They also operate “read-alouds” for elderly folks and those in care homes (nursing homes). The Library partners with the Scottish Poetry Library in this program. Volunteers read books, share stories and simply sit and chat with those residents who are willing to participate. Approximately 40-50 currently volunteer with the program and everyone seems to really enjoy the sessions.
Wendy closed out the introductions by sharing about her department, Literacy and Learning. Her department focuses on computer education, literacy and numeracy. They mostly serve an older patron base, those who are 50 or older, but a few younger people take advantage of the services as well. They operate Learning IT courses, for both beginner and intermediate computer literacy. The programs typically are held for 2 hours a week, for six weeks. The library provides an informal, warm place for people to learn and ask questions. The department also runs IT Buddies, which is a one on one training session. This program has 30 volunteers, and typically runs for four to six weeks, on an overlapping, rotating schedule. Last year they logged 1,200 volunteer hours on this one program alone. The library is looking into the possibility of adding a family history computer course in the near future, as well as social networking and career assistance.
The other main focus of this department is on adult literacy. It’s aimed at native Scots and those to whom English is a second language. They have a new six book challenge to encourage reluctant readers to start somewhere and have a goal. The pilot run went well and they expect positive results. The coordinators don’t care what books people read as long as they fit their reading level and interests them.

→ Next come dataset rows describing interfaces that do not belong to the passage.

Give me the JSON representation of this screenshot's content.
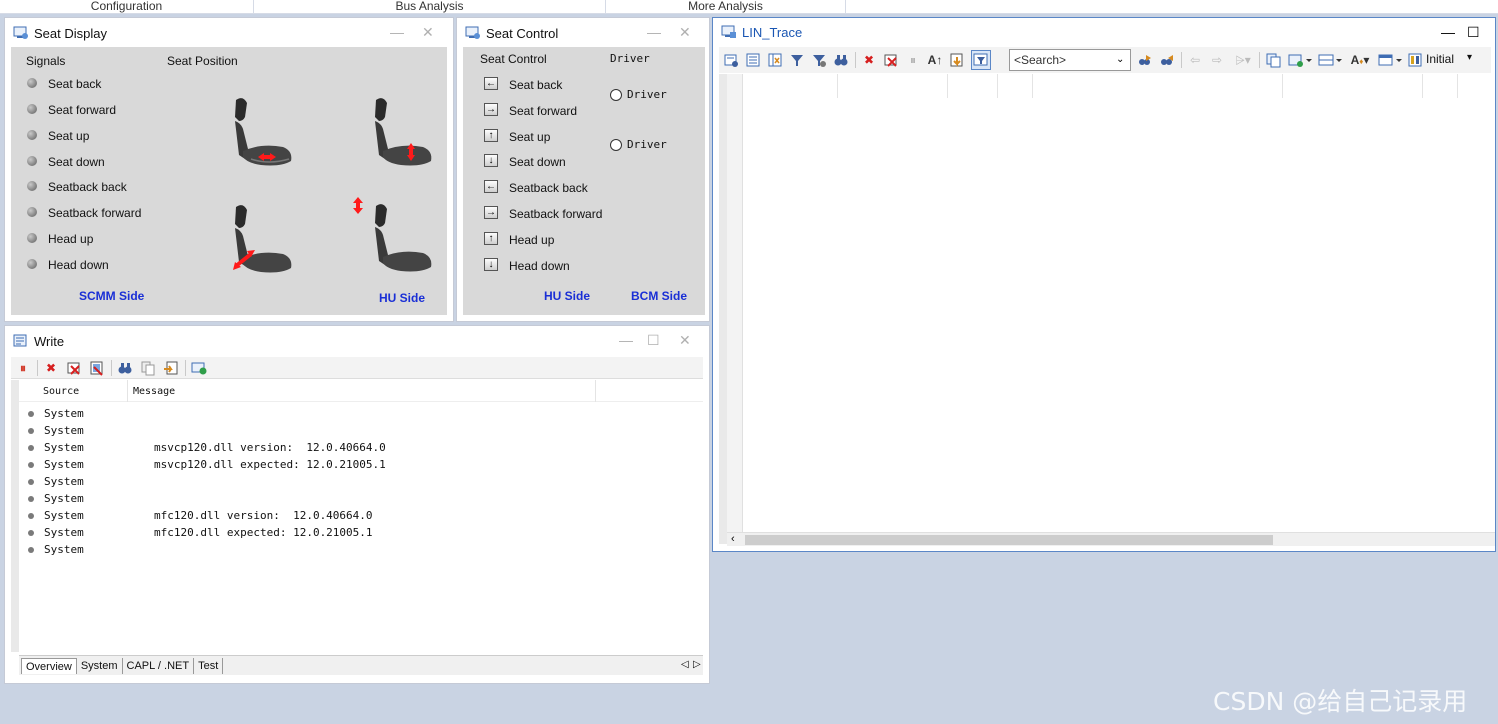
{
  "menu": [
    "Configuration",
    "Bus Analysis",
    "More Analysis"
  ],
  "seat_display": {
    "title": "Seat Display",
    "col_signals": "Signals",
    "col_position": "Seat Position",
    "signals": [
      "Seat back",
      "Seat forward",
      "Seat up",
      "Seat down",
      "Seatback back",
      "Seatback forward",
      "Head up",
      "Head down"
    ],
    "left_side": "SCMM Side",
    "right_side": "HU Side"
  },
  "seat_control": {
    "title": "Seat Control",
    "col_control": "Seat Control",
    "col_driver": "Driver",
    "buttons": [
      {
        "label": "Seat back",
        "arrow": "←"
      },
      {
        "label": "Seat forward",
        "arrow": "→"
      },
      {
        "label": "Seat up",
        "arrow": "↑"
      },
      {
        "label": "Seat down",
        "arrow": "↓"
      },
      {
        "label": "Seatback back",
        "arrow": "←"
      },
      {
        "label": "Seatback forward",
        "arrow": "→"
      },
      {
        "label": "Head up",
        "arrow": "↑"
      },
      {
        "label": "Head down",
        "arrow": "↓"
      }
    ],
    "radio1": "Driver",
    "radio2": "Driver",
    "left_side": "HU Side",
    "right_side": "BCM Side"
  },
  "write": {
    "title": "Write",
    "col_source": "Source",
    "col_message": "Message",
    "rows": [
      {
        "source": "System",
        "message": ""
      },
      {
        "source": "System",
        "message": ""
      },
      {
        "source": "System",
        "message": "msvcp120.dll version:  12.0.40664.0"
      },
      {
        "source": "System",
        "message": "msvcp120.dll expected: 12.0.21005.1"
      },
      {
        "source": "System",
        "message": ""
      },
      {
        "source": "System",
        "message": ""
      },
      {
        "source": "System",
        "message": "mfc120.dll version:  12.0.40664.0"
      },
      {
        "source": "System",
        "message": "mfc120.dll expected: 12.0.21005.1"
      },
      {
        "source": "System",
        "message": ""
      }
    ],
    "tabs": [
      "Overview",
      "System",
      "CAPL / .NET",
      "Test"
    ]
  },
  "trace": {
    "title": "LIN_Trace",
    "search_placeholder": "<Search>",
    "filter_value": "Initial"
  },
  "watermark": "CSDN @给自己记录用",
  "colors": {
    "side_label": "#1a2fd6",
    "panel_bg": "#d9d9d9",
    "desktop": "#c9d3e3",
    "trace_title": "#1a56b3"
  }
}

A couple of websites
Central Library website: http://www.edinburgh.gov.uk/info/20114/central_library
Yourlibrary online: http://yourlibrary.edinburgh.gov.uk/about-us
Edinburgh Library Blog (124 posts on Central Library): http://talesofonecity.wordpress.com/
I really enjoyed the presentation and tour that we received at the Edinburgh Central Library. All the ladies were enthusiastic about their departments, and they were all involved in so many things. Their passion and love of their profession really shone through in their introductions. The Library has a very active presence in the city, and the staff members whom we met were all dedicated and seemed really positive about what they were doing. I’m sure there are struggles, but they seemed confident of their place in the city, they know that they are a valuable asset to the people and they hold the people’s trust. They are embracing digitization projects, getting involved with social media, have book talks for a huge variety of readers, and are doing everything possible to get more people to come through the doors. Author visits, computer courses, local history, online accessibility, and book talks are a few of their key services. The Central Library felt like a very cutting edge place to work. They were willing to try experiments and new approaches to reach under-reached readers. I was impressed by everything that they were doing, and the fact that they are constantly working to improve by gathering feedback. It’s an amazing library which has opened its doors to everyone.